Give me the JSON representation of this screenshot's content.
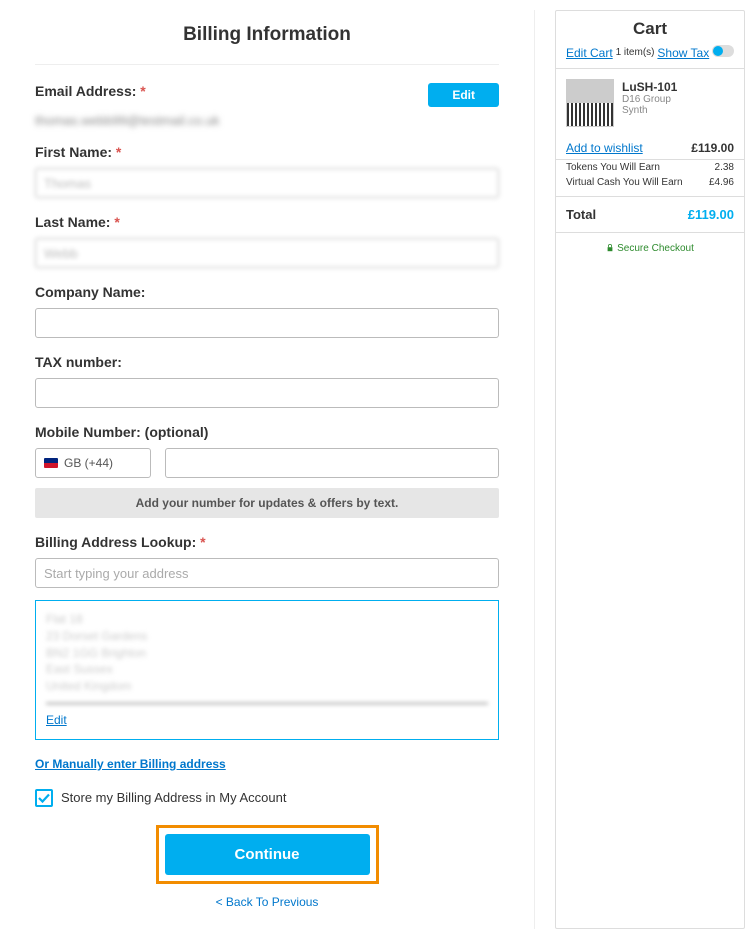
{
  "title": "Billing Information",
  "email": {
    "label": "Email Address:",
    "value": "thomas.webb99@testmail.co.uk",
    "edit_btn": "Edit"
  },
  "first_name": {
    "label": "First Name:",
    "value": "Thomas"
  },
  "last_name": {
    "label": "Last Name:",
    "value": "Webb"
  },
  "company": {
    "label": "Company Name:",
    "value": ""
  },
  "tax": {
    "label": "TAX number:",
    "value": ""
  },
  "mobile": {
    "label": "Mobile Number: (optional)",
    "cc": "GB (+44)",
    "value": "",
    "notice": "Add your number for updates & offers by text."
  },
  "lookup": {
    "label": "Billing Address Lookup:",
    "placeholder": "Start typing your address"
  },
  "address": {
    "lines": [
      "Flat 18",
      "23 Dorset Gardens",
      "BN2 1GG Brighton",
      "East Sussex",
      "United Kingdom"
    ],
    "edit": "Edit"
  },
  "manual_link": "Or Manually enter Billing address",
  "store_label": "Store my Billing Address in My Account",
  "continue_btn": "Continue",
  "back_link": "< Back To Previous",
  "cart": {
    "title": "Cart",
    "edit": "Edit Cart",
    "count": "1 item(s)",
    "show_tax": "Show Tax",
    "item": {
      "name": "LuSH-101",
      "brand": "D16 Group",
      "cat": "Synth"
    },
    "wishlist": "Add to wishlist",
    "price": "£119.00",
    "tokens_label": "Tokens You Will Earn",
    "tokens": "2.38",
    "vc_label": "Virtual Cash You Will Earn",
    "vc": "£4.96",
    "total_label": "Total",
    "total": "£119.00",
    "secure": "Secure Checkout"
  }
}
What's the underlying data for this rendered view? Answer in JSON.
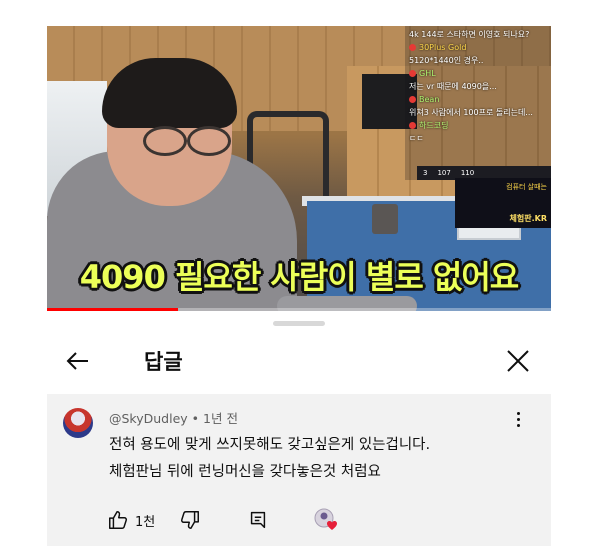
{
  "video": {
    "subtitle": "4090 필요한 사람이 별로 없어요",
    "progress_fraction": 0.26,
    "chat": [
      {
        "text": "4k 144로 스타하면 이영호 되나요?",
        "style": "white"
      },
      {
        "text": "30Plus Gold",
        "style": "gold"
      },
      {
        "text": "5120*1440인 경우..",
        "style": "white"
      },
      {
        "text": "GHL",
        "style": "green"
      },
      {
        "text": "저는 vr 때문에 4090을...",
        "style": "white"
      },
      {
        "text": "Bean",
        "style": "green"
      },
      {
        "text": "위쳐3 사람에서 100프로 돌리는데...",
        "style": "white"
      },
      {
        "text": "하드코딩",
        "style": "green"
      },
      {
        "text": "ㄷㄷ",
        "style": "white"
      }
    ],
    "counters": [
      "3",
      "107",
      "110"
    ],
    "promo": {
      "line1": "컴퓨터 살때는",
      "line2": "체험판.KR"
    }
  },
  "sheet": {
    "title": "답글"
  },
  "comment": {
    "author": "@SkyDudley",
    "time": "1년 전",
    "lines": [
      "전혀 용도에 맞게 쓰지못해도 갖고싶은게 있는겁니다.",
      "체험판님 뒤에 런닝머신을 갖다놓은것 처럼요"
    ],
    "likes": "1천"
  },
  "icons": {
    "back": "arrow-left-icon",
    "close": "close-icon",
    "more": "more-vert-icon",
    "like": "thumb-up-icon",
    "dislike": "thumb-down-icon",
    "reply": "reply-comment-icon",
    "heart": "creator-heart-icon"
  },
  "colors": {
    "subtitle": "#ecff58",
    "progress": "#ff0000",
    "comment_bg": "#f2f2f2"
  }
}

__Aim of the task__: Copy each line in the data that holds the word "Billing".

__Exercise answer__:
  "title": "Billing Information",
    "label": "Billing Address Lookup:",
  "manual_link": "Or Manually enter Billing address",
  "store_label": "Store my Billing Address in My Account",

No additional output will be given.